Figure 3: Missing Skills within a team
At a PI planning event for a major pan-Scandinavian retail bank it was evident that one team had a problem; every feature they were trying to do had a piece of string linking out to work in other teams. Upon questioning the PO it turns out that the team had been hoping to recruit two Java programmers but hadn’t managed to do so before the planning event. With no Java programmers on the team coding up a Java based website is difficult, so they were repeatedly turning to the other teams for assistance.
Movement of people is one of the places where management will typically want to push; they have traditionally decided who’s in what team. Every time the composition of a team changes the team goes back around the Tuckman Cycle of Forming, Storming, Norming and Performing. The more that this change comes from within the team the easier and quicker it will be for them to go back around the loop and get back to performing; if its imposed externally by management then the acceptance of the change will be slower.

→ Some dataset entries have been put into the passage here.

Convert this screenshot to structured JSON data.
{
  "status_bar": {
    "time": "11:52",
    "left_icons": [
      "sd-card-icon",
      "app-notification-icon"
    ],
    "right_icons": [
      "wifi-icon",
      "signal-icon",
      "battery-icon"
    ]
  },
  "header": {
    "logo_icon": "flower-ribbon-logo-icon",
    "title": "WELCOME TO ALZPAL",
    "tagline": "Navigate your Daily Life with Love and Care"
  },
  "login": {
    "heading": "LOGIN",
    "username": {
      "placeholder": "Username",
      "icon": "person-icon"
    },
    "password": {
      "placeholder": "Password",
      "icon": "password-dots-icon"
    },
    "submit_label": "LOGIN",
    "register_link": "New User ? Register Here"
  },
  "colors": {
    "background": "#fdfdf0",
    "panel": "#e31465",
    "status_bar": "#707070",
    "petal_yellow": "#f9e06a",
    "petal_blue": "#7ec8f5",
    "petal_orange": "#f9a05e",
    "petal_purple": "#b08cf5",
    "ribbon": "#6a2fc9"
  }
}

We got the management to pose it as a challenge the following morning “can anyone help this team that needs Java expertise?” One of the senior Java developers on another team stood up saying “There’s three of us here; the other two can easily cover the work we’ve got; I’ll join them.” and he walked over and joined the team for both the remainder of PI planning and the execution of the Program Increment itself. That team’s row in the Program Board and all its collaborations had been sensibly rationalised by the end of PI Planning.
Figure 4: Component Team

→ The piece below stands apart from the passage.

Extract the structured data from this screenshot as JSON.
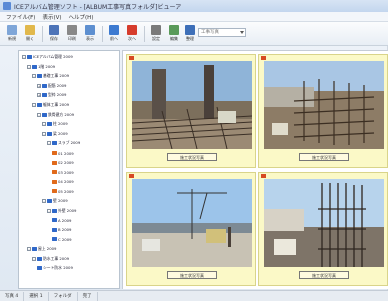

Platform and Sub-system teams will be visible on the Program Board. They appear as a row of pink tickets since their work is often to provide support in their domain of expertise for the other teams within the train.
Working with a team in a major European Investment Bank, they had a team of database specialists who were the only people allowed to change the database. Every Feature in the plan was ending up with a pink collaboration ticket in the database team’s backlog. Their row on the Program Board was solid pink. In execution this resulted in a lot of back-and-forth between the Stream Orientated Feature Teams and the Database Team to get Features done; the Database Team was a bottleneck and it was slowing the train down.
Eventually the database team was broken up and each Stream Orientated Feature Team gained a Database Engineer so that they had all the skills within. The Database Engineer was still the only person allowed to update the database but now the other team members could contribute by crafting the scripts that made the changes whilst the Database Engineer had to verify them. The result was that the velocity of the teams went up as the cross-team coordination was reduced, and the amount of value delivered increased correspondingly.
In this post the some of the scenario’s that have been seen when posing the question “Are we doing the right work?” at the Program Backlog have been explored. The next post will look at “Can the risk in the plan be reduced?”